Goal of the exercise: For this exercise, please find the lines in the entries that include the word "Sites" and copy them.

•••

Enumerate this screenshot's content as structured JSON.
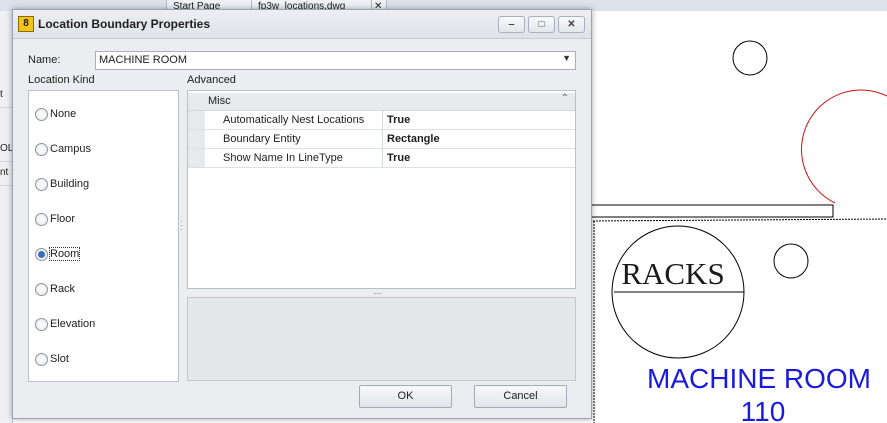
{
  "background": {
    "tabs": [
      {
        "label": "Start Page"
      },
      {
        "label": "fp3w_locations.dwg"
      }
    ],
    "left_fragments": [
      "t C",
      "OL",
      "nt"
    ],
    "drawing": {
      "racks_label": "RACKS",
      "room_name": "MACHINE ROOM",
      "room_number": "110",
      "room_text_color": "#1a1adf",
      "arc_color": "#d01010"
    }
  },
  "dialog": {
    "title": "Location Boundary Properties",
    "icon_glyph": "8",
    "controls": {
      "minimize": "‒",
      "maximize": "□",
      "close": "✕"
    },
    "name_label": "Name:",
    "name_value": "MACHINE ROOM",
    "location_kind_label": "Location Kind",
    "advanced_label": "Advanced",
    "location_kinds": [
      {
        "label": "None",
        "checked": false
      },
      {
        "label": "Campus",
        "checked": false
      },
      {
        "label": "Building",
        "checked": false
      },
      {
        "label": "Floor",
        "checked": false
      },
      {
        "label": "Room",
        "checked": true
      },
      {
        "label": "Rack",
        "checked": false
      },
      {
        "label": "Elevation",
        "checked": false
      },
      {
        "label": "Slot",
        "checked": false
      }
    ],
    "property_grid": {
      "category": "Misc",
      "rows": [
        {
          "name": "Automatically Nest Locations",
          "value": "True"
        },
        {
          "name": "Boundary Entity",
          "value": "Rectangle"
        },
        {
          "name": "Show Name In LineType",
          "value": "True"
        }
      ]
    },
    "ok_label": "OK",
    "cancel_label": "Cancel"
  }
}
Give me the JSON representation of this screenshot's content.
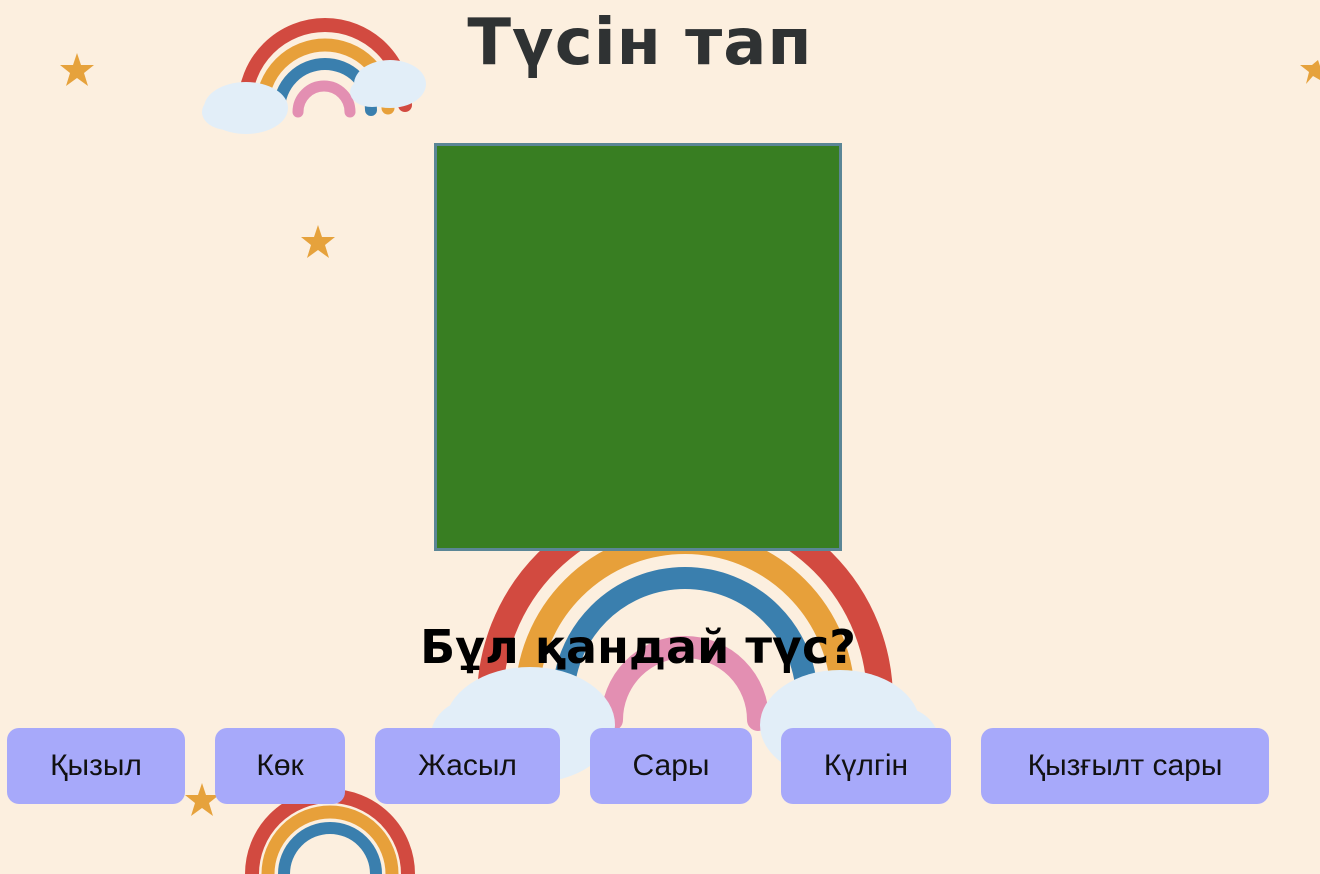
{
  "title": "Түсін тап",
  "question": "Бұл қандай түс?",
  "current_color": "#387e22",
  "answers": [
    {
      "label": "Қызыл"
    },
    {
      "label": "Көк"
    },
    {
      "label": "Жасыл"
    },
    {
      "label": "Сары"
    },
    {
      "label": "Күлгін"
    },
    {
      "label": "Қызғылт сары"
    }
  ],
  "colors": {
    "background": "#fcefdf",
    "button": "#a7a9fa",
    "square_border": "#5b8696"
  }
}
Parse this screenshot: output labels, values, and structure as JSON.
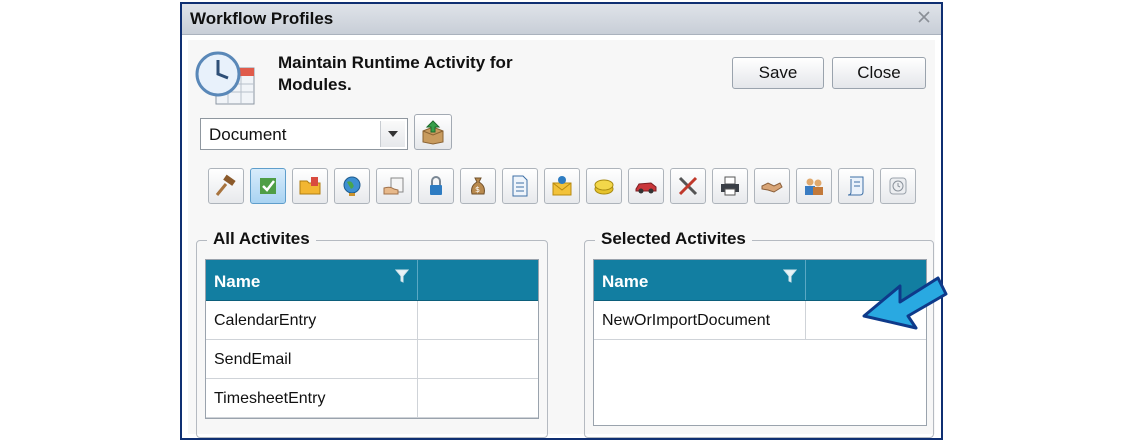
{
  "window": {
    "title": "Workflow Profiles"
  },
  "header": {
    "text": "Maintain Runtime Activity for Modules."
  },
  "buttons": {
    "save": "Save",
    "close": "Close"
  },
  "module_select": {
    "value": "Document"
  },
  "toolbar": {
    "icons": [
      "gavel-icon",
      "checklist-icon",
      "folder-icon",
      "globe-icon",
      "hand-document-icon",
      "lock-icon",
      "money-bag-icon",
      "document-icon",
      "mail-icon",
      "coins-icon",
      "car-icon",
      "tools-icon",
      "printer-icon",
      "handshake-icon",
      "people-icon",
      "scroll-icon",
      "clock-icon"
    ],
    "active_index": 1
  },
  "all_activities": {
    "legend": "All Activites",
    "column": "Name",
    "rows": [
      "CalendarEntry",
      "SendEmail",
      "TimesheetEntry"
    ]
  },
  "selected_activities": {
    "legend": "Selected Activites",
    "column": "Name",
    "rows": [
      "NewOrImportDocument"
    ]
  },
  "colors": {
    "grid_header": "#127ea1",
    "title_border": "#0f2f72",
    "annotation_arrow": "#29a9e1"
  }
}
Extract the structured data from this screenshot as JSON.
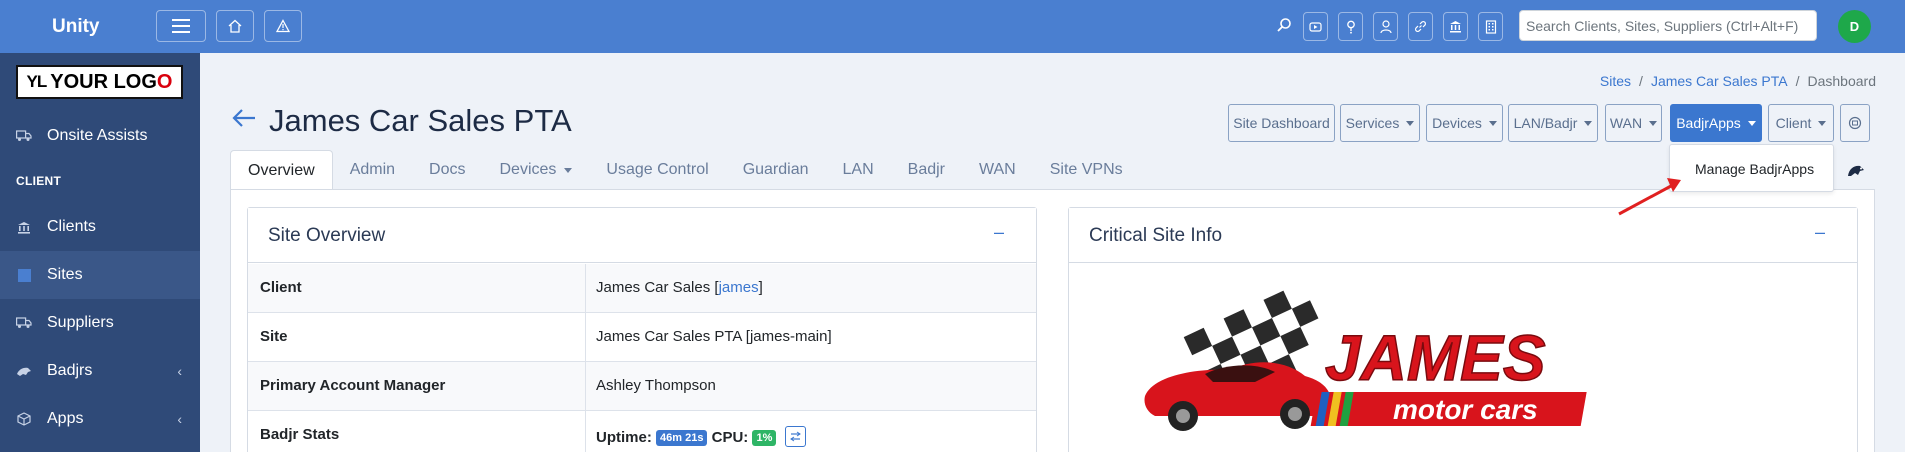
{
  "topbar": {
    "brand": "Unity",
    "search_placeholder": "Search Clients, Sites, Suppliers (Ctrl+Alt+F)",
    "avatar_initial": "D",
    "icons": [
      "menu-icon",
      "home-icon",
      "warning-icon",
      "search-icon",
      "video-icon",
      "help-icon",
      "user-icon",
      "link-icon",
      "bank-icon",
      "building-icon"
    ]
  },
  "sidebar": {
    "logo": {
      "prefix": "YL",
      "text_a": "YOUR LOG",
      "text_b": "O"
    },
    "heading": "CLIENT",
    "items": [
      {
        "label": "Onsite Assists",
        "icon": "truck-icon"
      },
      {
        "label": "Clients",
        "icon": "bank-icon"
      },
      {
        "label": "Sites",
        "icon": "building-icon",
        "active": true
      },
      {
        "label": "Suppliers",
        "icon": "truck-icon"
      },
      {
        "label": "Badjrs",
        "icon": "badger-icon",
        "chevron": "‹"
      },
      {
        "label": "Apps",
        "icon": "cube-icon",
        "chevron": "‹"
      }
    ]
  },
  "breadcrumb": {
    "sep": "/",
    "items": [
      "Sites",
      "James Car Sales PTA",
      "Dashboard"
    ]
  },
  "page": {
    "title": "James Car Sales PTA"
  },
  "header_buttons": {
    "site_dashboard": "Site Dashboard",
    "services": "Services",
    "devices": "Devices",
    "lan_badjr": "LAN/Badjr",
    "wan": "WAN",
    "badjrapps": "BadjrApps",
    "client": "Client"
  },
  "dropdown": {
    "item": "Manage BadjrApps"
  },
  "tabs": [
    "Overview",
    "Admin",
    "Docs",
    "Devices",
    "Usage Control",
    "Guardian",
    "LAN",
    "Badjr",
    "WAN",
    "Site VPNs"
  ],
  "site_overview": {
    "title": "Site Overview",
    "minimize": "–",
    "client_label": "Client",
    "client_value": "James Car Sales",
    "client_code": "james",
    "site_label": "Site",
    "site_value": "James Car Sales PTA [james-main]",
    "pam_label": "Primary Account Manager",
    "pam_value": "Ashley Thompson",
    "stats_label": "Badjr Stats",
    "uptime_label": "Uptime:",
    "uptime_value": "46m 21s",
    "cpu_label": "CPU:",
    "cpu_value": "1%"
  },
  "critical_info": {
    "title": "Critical Site Info",
    "minimize": "–",
    "logo_main": "JAMES",
    "logo_sub": "motor cars"
  },
  "colors": {
    "topbar": "#4a7fd0",
    "sidebar": "#2f4a78",
    "accent": "#3b77cf",
    "success": "#2eb566",
    "annotation_arrow": "#e02020"
  }
}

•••

Reply to the exercise:
    "search_placeholder": "Search Clients, Sites, Suppliers (Ctrl+Alt+F)",
        "label": "Sites",
      "Sites",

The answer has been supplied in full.